» Your instructions: Would you go through the records below and copy each line with the string "Luis"?

::: Data supplied :::

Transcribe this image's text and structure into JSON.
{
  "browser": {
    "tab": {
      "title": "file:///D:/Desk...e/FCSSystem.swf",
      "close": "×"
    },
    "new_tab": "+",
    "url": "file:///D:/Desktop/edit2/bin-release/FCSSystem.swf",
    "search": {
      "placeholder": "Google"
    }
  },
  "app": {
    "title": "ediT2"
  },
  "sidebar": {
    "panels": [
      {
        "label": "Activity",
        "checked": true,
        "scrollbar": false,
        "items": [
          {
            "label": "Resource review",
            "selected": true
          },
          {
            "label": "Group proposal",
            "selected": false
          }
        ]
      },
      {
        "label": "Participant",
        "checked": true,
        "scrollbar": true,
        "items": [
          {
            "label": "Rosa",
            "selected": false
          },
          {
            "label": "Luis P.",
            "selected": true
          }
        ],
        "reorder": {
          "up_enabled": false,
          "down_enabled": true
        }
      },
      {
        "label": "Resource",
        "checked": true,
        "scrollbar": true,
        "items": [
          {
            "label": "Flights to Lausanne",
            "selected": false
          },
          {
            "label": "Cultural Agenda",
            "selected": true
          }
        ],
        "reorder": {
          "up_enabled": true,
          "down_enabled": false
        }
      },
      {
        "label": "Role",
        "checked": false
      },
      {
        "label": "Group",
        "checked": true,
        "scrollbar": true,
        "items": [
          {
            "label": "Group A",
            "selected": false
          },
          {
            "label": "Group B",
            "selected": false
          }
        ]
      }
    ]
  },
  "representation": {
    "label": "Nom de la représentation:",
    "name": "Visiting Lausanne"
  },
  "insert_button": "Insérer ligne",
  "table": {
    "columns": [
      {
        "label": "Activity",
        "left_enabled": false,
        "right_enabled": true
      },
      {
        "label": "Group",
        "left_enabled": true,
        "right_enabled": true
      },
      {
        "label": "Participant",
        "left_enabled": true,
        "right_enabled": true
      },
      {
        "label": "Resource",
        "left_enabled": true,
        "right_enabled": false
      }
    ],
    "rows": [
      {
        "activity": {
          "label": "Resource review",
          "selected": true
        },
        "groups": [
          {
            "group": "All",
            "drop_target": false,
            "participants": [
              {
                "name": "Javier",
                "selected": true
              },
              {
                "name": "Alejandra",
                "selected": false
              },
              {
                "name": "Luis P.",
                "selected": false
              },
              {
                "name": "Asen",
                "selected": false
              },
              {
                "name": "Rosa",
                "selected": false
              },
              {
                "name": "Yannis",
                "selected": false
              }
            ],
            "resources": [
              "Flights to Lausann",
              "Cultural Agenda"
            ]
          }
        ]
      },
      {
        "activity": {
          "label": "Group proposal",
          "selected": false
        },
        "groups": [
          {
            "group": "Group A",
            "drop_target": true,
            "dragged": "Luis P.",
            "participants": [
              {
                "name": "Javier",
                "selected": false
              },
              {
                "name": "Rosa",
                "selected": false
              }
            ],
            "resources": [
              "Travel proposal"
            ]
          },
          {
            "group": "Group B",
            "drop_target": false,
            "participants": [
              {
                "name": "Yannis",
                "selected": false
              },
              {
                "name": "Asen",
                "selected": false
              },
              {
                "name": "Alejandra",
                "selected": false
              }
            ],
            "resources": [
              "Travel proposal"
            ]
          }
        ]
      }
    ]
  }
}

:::

» Expected output:
            "label": "Luis P.",
                "name": "Luis P.",
            "dragged": "Luis P.",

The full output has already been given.